(Interface dataset entries)

▬▬▬▬▬▬▬▬▬▬

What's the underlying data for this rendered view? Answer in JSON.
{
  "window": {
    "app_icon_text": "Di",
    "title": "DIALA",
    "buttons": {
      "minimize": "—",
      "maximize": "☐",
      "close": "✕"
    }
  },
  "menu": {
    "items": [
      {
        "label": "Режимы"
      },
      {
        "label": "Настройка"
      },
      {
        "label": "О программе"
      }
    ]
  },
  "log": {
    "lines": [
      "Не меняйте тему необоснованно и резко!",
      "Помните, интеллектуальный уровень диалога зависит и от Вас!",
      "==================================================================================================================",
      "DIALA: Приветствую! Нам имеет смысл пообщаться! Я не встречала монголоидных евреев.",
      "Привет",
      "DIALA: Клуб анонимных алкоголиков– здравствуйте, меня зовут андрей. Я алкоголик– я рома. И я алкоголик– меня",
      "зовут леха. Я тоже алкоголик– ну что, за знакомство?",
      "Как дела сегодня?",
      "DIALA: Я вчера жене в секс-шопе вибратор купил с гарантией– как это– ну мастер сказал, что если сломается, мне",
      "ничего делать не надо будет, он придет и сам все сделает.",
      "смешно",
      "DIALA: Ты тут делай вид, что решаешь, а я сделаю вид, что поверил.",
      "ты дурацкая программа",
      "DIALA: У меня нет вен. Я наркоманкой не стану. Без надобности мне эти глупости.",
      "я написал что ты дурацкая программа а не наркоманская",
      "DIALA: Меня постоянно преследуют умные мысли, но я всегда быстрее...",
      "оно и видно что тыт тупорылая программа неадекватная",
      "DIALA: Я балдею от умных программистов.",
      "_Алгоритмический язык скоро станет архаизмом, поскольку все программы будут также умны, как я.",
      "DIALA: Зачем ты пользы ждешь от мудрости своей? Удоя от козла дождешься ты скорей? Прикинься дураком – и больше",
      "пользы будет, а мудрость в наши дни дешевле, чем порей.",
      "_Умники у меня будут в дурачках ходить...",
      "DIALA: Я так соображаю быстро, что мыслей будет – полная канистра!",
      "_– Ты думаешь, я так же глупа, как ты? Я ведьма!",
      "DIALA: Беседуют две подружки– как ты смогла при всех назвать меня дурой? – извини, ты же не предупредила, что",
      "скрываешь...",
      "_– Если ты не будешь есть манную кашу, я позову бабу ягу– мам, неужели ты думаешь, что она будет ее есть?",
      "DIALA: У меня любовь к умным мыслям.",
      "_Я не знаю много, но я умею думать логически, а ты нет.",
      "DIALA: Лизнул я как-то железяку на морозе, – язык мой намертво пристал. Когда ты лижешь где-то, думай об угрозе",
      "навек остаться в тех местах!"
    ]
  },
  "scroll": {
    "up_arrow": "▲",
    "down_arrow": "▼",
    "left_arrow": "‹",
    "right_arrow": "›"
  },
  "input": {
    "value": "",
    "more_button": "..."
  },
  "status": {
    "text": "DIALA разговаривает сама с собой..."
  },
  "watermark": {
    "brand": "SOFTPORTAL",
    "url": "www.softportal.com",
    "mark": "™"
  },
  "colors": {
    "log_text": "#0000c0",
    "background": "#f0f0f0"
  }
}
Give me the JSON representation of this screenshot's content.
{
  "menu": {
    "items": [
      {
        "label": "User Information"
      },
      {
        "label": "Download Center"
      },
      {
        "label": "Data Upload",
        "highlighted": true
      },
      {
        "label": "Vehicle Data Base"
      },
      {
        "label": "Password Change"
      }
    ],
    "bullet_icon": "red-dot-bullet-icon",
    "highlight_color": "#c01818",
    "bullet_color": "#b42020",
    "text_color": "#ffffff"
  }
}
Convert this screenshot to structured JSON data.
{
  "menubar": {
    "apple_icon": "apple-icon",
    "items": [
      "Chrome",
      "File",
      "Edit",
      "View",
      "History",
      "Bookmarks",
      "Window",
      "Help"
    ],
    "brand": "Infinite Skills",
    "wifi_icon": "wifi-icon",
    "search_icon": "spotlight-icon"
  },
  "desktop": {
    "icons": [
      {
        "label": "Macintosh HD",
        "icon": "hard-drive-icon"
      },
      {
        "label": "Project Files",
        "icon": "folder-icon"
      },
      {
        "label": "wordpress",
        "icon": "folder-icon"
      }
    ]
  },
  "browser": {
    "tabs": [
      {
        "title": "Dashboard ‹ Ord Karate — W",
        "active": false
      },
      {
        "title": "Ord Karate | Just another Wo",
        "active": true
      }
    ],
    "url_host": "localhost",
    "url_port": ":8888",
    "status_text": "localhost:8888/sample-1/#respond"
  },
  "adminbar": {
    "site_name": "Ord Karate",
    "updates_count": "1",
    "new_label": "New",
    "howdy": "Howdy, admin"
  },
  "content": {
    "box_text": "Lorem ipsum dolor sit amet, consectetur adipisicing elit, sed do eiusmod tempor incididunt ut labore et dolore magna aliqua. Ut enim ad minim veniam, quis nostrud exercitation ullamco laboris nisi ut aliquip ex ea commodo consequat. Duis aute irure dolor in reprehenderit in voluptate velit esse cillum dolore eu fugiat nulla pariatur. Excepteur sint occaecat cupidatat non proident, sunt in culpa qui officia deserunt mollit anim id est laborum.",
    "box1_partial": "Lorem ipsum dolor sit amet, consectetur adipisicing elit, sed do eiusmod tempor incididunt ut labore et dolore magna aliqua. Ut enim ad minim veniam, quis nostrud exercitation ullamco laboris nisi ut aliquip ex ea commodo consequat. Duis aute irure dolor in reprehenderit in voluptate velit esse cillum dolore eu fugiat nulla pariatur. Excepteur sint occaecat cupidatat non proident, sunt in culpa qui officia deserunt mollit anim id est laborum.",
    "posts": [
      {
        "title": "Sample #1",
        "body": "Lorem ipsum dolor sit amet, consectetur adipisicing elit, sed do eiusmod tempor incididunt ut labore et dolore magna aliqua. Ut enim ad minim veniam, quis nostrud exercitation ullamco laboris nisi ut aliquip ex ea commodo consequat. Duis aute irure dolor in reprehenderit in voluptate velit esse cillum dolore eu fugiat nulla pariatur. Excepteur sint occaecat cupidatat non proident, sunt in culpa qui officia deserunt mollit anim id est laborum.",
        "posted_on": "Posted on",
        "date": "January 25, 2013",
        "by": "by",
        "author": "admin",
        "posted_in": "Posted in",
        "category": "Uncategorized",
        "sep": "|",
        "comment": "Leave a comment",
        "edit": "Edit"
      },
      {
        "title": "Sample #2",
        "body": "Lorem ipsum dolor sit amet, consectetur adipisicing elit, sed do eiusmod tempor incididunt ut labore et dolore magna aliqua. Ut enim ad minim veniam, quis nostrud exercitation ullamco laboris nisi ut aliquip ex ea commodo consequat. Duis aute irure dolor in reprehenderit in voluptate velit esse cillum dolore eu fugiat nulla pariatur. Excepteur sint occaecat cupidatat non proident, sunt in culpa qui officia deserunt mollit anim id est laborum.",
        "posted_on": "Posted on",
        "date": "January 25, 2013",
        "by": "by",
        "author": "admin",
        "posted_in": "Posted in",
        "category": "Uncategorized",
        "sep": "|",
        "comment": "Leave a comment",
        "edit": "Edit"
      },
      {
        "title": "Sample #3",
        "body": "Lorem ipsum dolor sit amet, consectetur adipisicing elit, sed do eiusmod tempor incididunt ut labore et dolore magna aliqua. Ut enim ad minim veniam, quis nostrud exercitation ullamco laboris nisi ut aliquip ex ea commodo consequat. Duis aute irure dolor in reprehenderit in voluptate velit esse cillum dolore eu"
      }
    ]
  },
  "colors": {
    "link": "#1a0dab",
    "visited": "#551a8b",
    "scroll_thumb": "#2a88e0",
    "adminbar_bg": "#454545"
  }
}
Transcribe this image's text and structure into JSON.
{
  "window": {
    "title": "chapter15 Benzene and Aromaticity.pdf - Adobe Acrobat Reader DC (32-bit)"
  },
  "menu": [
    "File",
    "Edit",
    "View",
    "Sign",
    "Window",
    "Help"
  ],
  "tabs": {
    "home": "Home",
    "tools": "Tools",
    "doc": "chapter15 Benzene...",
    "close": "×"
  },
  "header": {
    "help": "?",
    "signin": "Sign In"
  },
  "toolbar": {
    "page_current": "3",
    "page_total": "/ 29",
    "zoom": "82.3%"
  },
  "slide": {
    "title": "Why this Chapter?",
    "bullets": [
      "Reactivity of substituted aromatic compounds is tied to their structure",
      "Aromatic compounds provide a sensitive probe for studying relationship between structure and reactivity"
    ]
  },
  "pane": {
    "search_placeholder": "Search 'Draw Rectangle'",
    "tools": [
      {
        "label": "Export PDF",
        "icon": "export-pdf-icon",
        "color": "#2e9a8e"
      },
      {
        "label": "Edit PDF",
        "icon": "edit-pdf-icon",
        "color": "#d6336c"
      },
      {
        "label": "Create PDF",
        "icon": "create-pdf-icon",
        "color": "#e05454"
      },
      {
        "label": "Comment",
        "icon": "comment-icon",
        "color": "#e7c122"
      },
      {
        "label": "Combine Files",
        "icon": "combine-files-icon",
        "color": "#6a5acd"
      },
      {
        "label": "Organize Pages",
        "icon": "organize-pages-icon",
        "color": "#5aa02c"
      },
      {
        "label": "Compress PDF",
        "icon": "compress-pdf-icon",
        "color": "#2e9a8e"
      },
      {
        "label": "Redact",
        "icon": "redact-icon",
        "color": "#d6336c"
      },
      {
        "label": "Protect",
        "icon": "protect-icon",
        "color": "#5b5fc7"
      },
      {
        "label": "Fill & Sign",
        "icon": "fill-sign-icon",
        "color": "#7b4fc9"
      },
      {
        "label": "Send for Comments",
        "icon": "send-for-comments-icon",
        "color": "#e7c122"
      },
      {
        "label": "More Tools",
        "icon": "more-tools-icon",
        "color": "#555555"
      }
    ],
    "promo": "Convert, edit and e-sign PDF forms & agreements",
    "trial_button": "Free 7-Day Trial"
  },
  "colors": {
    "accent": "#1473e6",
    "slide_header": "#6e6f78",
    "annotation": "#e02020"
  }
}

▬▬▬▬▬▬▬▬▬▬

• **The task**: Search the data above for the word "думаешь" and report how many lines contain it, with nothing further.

• **Your response**: 2